With the Pentagon now under the new and more compliant management of Defense Secretary Mark T. Esper, the formal decision to divert the funds to pay for 175 miles of barrier construction on the southern border came this week. In a letter authorizing that diversion, Esper insisted the border wall “will reduce the demand for [Department of Defense] personnel and assets at the locations where the barriers are constructed and allow the redeployment of DoD personnel and assets to other high traffic areas on the border without barriers.”

It’s nonsense, but all part of the required boilerplate that enables the diversion.

Accompanying that letter was the list of 127 projects in 23 states, three territories, and 20 countries. And it’s far more than a list of Defense nice-to-haves. It includes some critical defense infrastructure projects. For example, some $400 million has been diverted from the rebuilding of military installations in Puerto Rico and the US Virgin Islands devastated during Hurricane Maria in 2017. Guam, which came under threat from North Korea in 2017, stands to lose more than $280 million.


There is a school of thought that there is more than a little Trump-generated payback involved in the hit list of “deferred” projects. Hence the major blow to Puerto Rico and the $54 million loss to projects in Utah, home to US Senators Mitt Romney and Mike Lee, two Republicans who opposed Trump’s use of emergency powers to fund the wall.

Just as shameful is the abandonment of some $770 million in projects aimed at hardening US defenses and protecting allies in Europe, including a facility for special ops forces in Estonia, and facilities in Poland, Hungary, and Slovakia. The projects were part of the European Deterrence Initiative created in the wake of Russia’s annexation of Crimea. (Why, it’s almost as if Trump doesn’t mind Russian aggression.)

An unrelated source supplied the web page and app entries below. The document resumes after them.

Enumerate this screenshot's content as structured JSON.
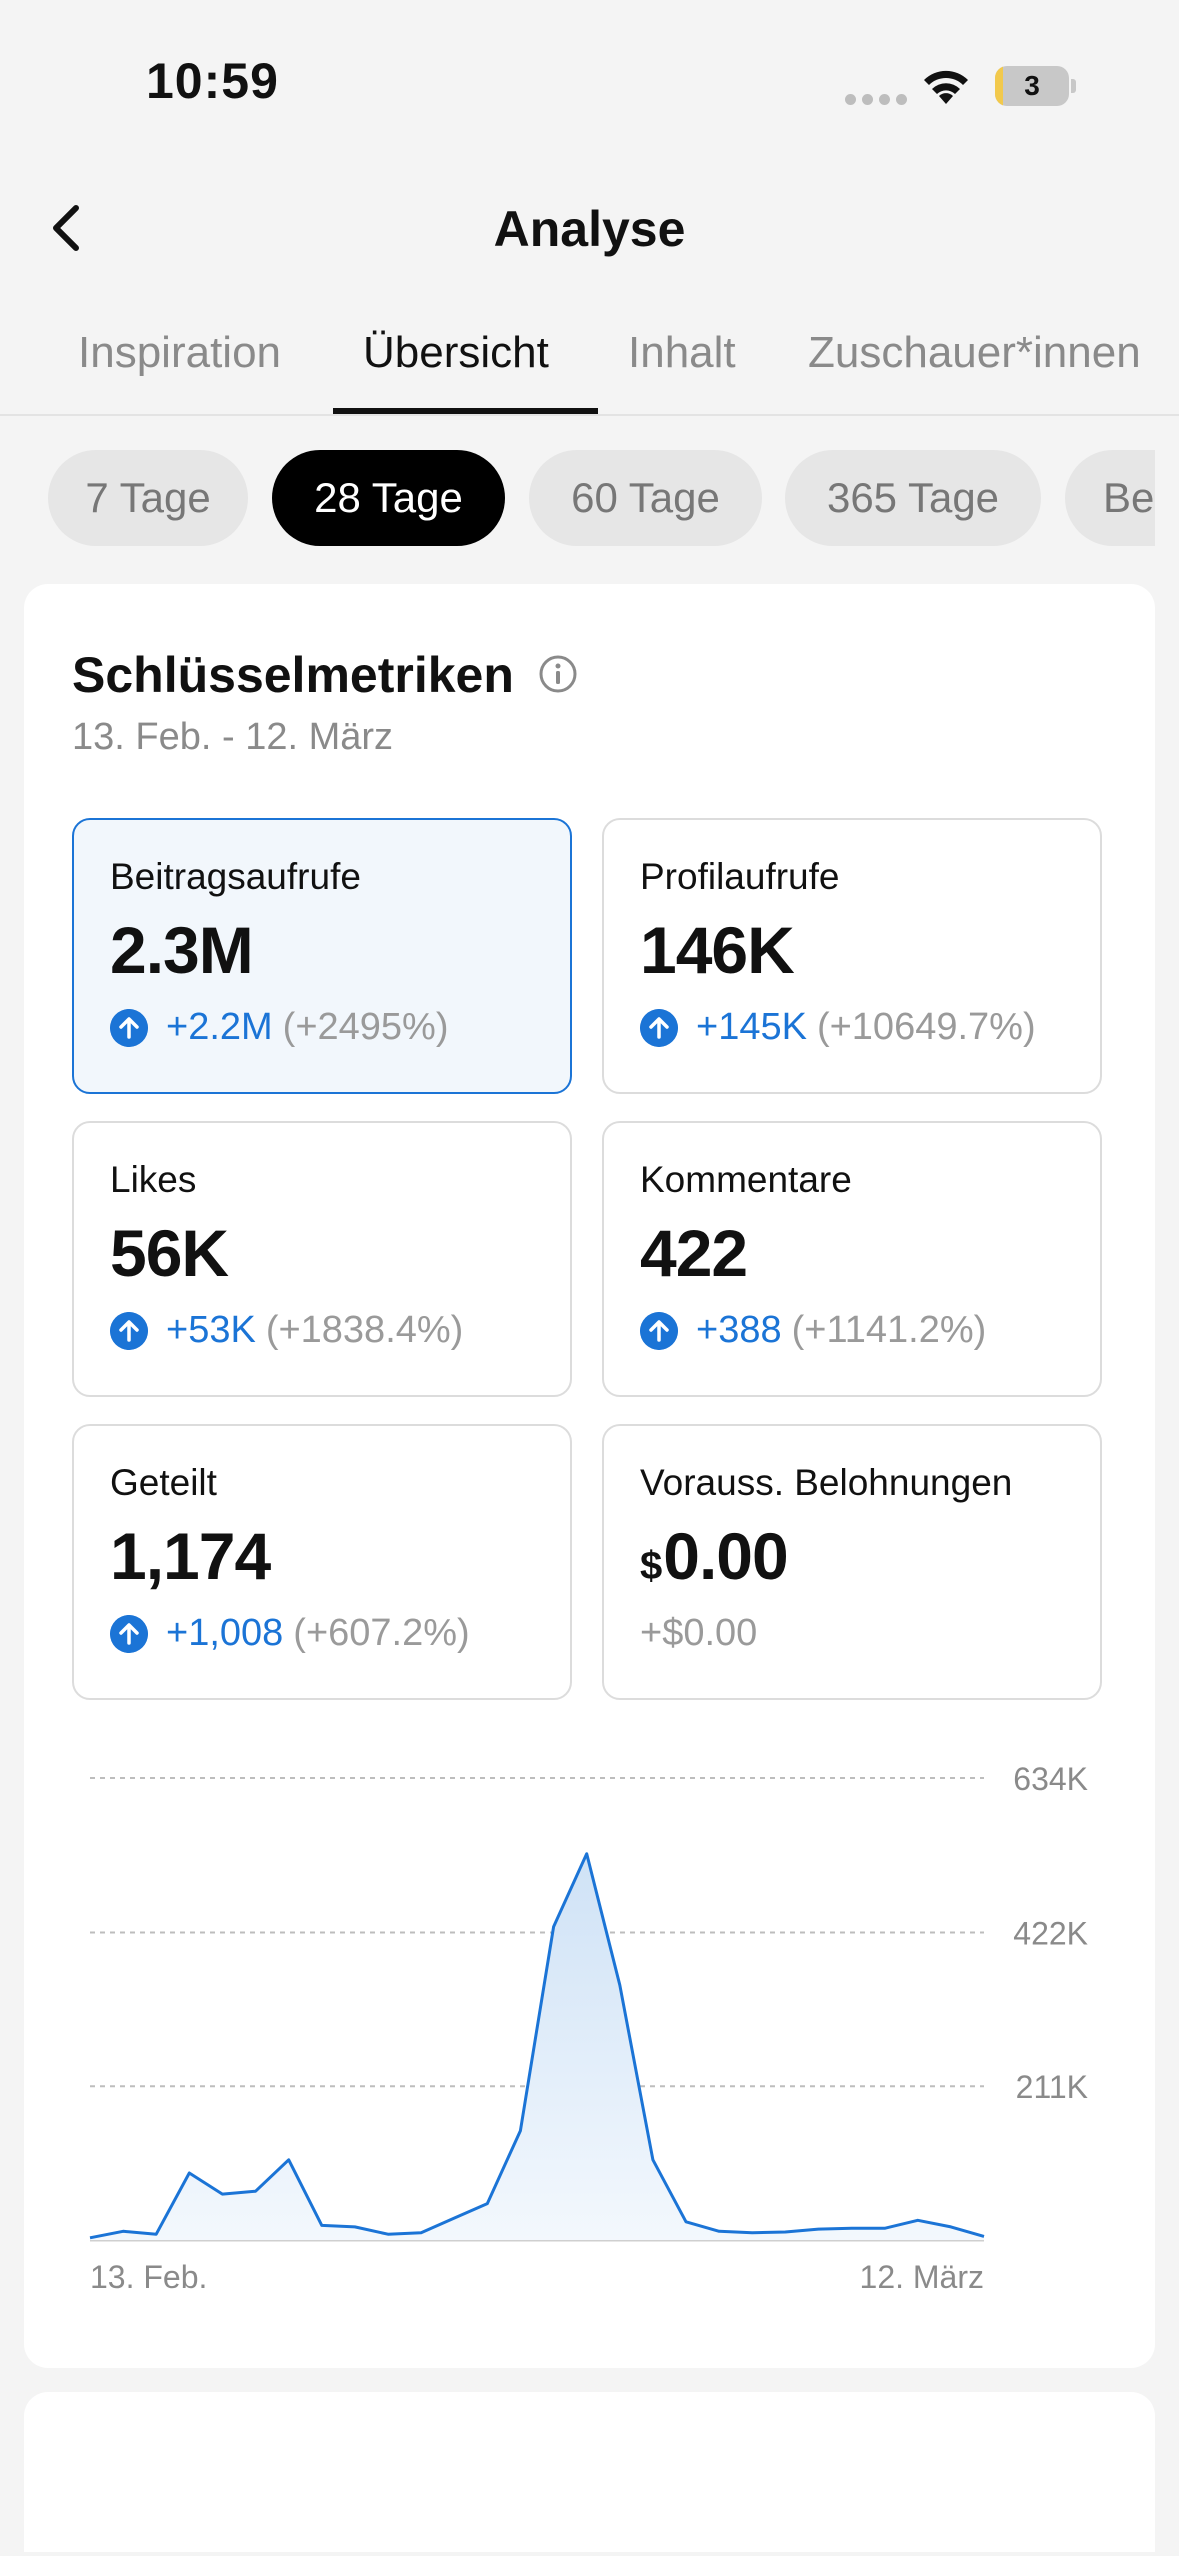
{
  "status_bar": {
    "time": "10:59",
    "battery": "3"
  },
  "nav": {
    "title": "Analyse",
    "back_icon": "chevron-left-icon"
  },
  "tabs": [
    {
      "label": "Inspiration",
      "active": false
    },
    {
      "label": "Übersicht",
      "active": true
    },
    {
      "label": "Inhalt",
      "active": false
    },
    {
      "label": "Zuschauer*innen",
      "active": false
    }
  ],
  "ranges": [
    {
      "label": "7 Tage",
      "active": false
    },
    {
      "label": "28 Tage",
      "active": true
    },
    {
      "label": "60 Tage",
      "active": false
    },
    {
      "label": "365 Tage",
      "active": false
    },
    {
      "label": "Be",
      "active": false
    }
  ],
  "key_metrics": {
    "title": "Schlüsselmetriken",
    "date_range": "13. Feb. - 12. März",
    "cards": [
      {
        "label": "Beitragsaufrufe",
        "value": "2.3M",
        "delta": "+2.2M",
        "pct": "(+2495%)",
        "selected": true
      },
      {
        "label": "Profilaufrufe",
        "value": "146K",
        "delta": "+145K",
        "pct": "(+10649.7%)"
      },
      {
        "label": "Likes",
        "value": "56K",
        "delta": "+53K",
        "pct": "(+1838.4%)"
      },
      {
        "label": "Kommentare",
        "value": "422",
        "delta": "+388",
        "pct": "(+1141.2%)"
      },
      {
        "label": "Geteilt",
        "value": "1,174",
        "delta": "+1,008",
        "pct": "(+607.2%)"
      },
      {
        "label": "Vorauss. Belohnungen",
        "currency": "$",
        "value": "0.00",
        "change": "+$0.00"
      }
    ]
  },
  "colors": {
    "accent": "#1b74d6",
    "muted": "#9a9a9a",
    "fill": "#dbe9f8"
  },
  "chart_data": {
    "type": "area",
    "metric": "Beitragsaufrufe",
    "y_ticks": [
      "634K",
      "422K",
      "211K"
    ],
    "ylim": [
      0,
      634000
    ],
    "x_labels": {
      "start": "13. Feb.",
      "end": "12. März"
    },
    "values": [
      3000,
      12000,
      8000,
      92000,
      63000,
      67000,
      110000,
      20000,
      18000,
      8000,
      10000,
      30000,
      50000,
      150000,
      430000,
      530000,
      350000,
      110000,
      25000,
      12000,
      10000,
      11000,
      15000,
      16000,
      16000,
      27000,
      18000,
      5000
    ]
  },
  "section2": {}
}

Pentagon officials insist that most of the domestic projects are simply “deferred,” put on hold until Congress once again appropriates funds to “backfill” them. But with Democrats accusing Trump of “stealing” funds already appropriated, and with trust in rather short supply on Capitol Hill, a reappropriation seems unlikely — for now.

The real issue, however, isn’t the $3.6 billion diversion from a Defense budget that annually runs in excess of $700 billion. The real issue is the lawlessness of a president who used an obscure Cold War-era law to ride roughshod over a coequal branch of government to get his way.


Utah’s Lee has proposed legislation that would make it more difficult for presidents to abuse those emergency powers in the way that Trump now has. That bill would be a good place to start. And the shared pain of these foolish cuts should be just the impetus members of Congress — Republicans and Democrats alike — need to find their voice and to push back against presidential overreach.